We are often asked for advice on which painkillers to take for dental pain. Firstly we would point out that painkillers are to be taken for temporary relief of pain. The longer a medication is taken the more unwanted side effects may become apparent.
Perhaps this is the most well known of painkillers. Children cannot take this drug, as there is thought to be a connection with Reye's syndrome. (A rare but unpleasant condition) side effects are similar to Ibuprofen. Aspirin has to be swallowed to work, sometimes patients think that they can be used topically, this just causes a "chemical burn" so this practice should be avoided. Patients are advised that taking aspirin before a tooth extraction will probably lead to more bleeding, owing to it's "blood thinning" properties.
Sadly like aspirin this drug causes gastro-intestinal irritation, but unlike aspirin children can take it. Side effects of this drug include; fluid retention, headaches, dizziness, vertigo makes you not want to take them!
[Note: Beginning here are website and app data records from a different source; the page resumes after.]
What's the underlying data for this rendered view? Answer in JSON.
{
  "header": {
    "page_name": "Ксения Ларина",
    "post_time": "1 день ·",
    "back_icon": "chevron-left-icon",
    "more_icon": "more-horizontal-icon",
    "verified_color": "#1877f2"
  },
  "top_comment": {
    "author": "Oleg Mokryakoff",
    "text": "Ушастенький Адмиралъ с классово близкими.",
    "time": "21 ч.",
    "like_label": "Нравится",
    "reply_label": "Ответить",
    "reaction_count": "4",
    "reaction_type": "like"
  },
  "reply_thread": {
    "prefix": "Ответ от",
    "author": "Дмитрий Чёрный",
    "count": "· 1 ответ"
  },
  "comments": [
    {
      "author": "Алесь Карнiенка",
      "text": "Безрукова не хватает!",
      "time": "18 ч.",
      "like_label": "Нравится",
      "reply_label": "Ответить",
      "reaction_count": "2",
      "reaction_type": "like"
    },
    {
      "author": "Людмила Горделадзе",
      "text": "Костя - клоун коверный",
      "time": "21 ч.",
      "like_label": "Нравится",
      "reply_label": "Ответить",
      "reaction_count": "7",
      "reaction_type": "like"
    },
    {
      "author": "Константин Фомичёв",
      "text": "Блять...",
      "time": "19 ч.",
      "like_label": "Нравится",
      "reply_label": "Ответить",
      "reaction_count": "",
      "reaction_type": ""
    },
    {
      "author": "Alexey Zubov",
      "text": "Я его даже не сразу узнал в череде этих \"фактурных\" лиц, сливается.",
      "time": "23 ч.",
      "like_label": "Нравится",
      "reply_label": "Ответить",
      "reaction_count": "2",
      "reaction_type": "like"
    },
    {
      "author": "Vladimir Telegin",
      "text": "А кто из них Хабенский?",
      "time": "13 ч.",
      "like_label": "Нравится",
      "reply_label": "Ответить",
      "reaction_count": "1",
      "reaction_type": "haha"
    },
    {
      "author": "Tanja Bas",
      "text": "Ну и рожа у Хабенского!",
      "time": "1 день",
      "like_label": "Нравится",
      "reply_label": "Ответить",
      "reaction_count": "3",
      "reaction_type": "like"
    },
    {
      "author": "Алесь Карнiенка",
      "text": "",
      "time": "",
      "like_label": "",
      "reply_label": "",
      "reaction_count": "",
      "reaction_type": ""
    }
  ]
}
Also as with Aspirin Asthmatics have to avoid Ibuprofen.
Paracetamol doesn't irritate the stomach like the two drugs above and as it doesn't affect bleeding, so patients on warfarin can use it. Saying that Paracetamol is dangerous in overdosage, patients should always read the label and stick to the printed recommendations.
How they work.
Non-steroidal anti-inflammatory drugs (NSAID) work by blocking the production of chemicals known as prostaglandins. Paracetamol works in a similar way though of course it is not an anti-inflammatory drug.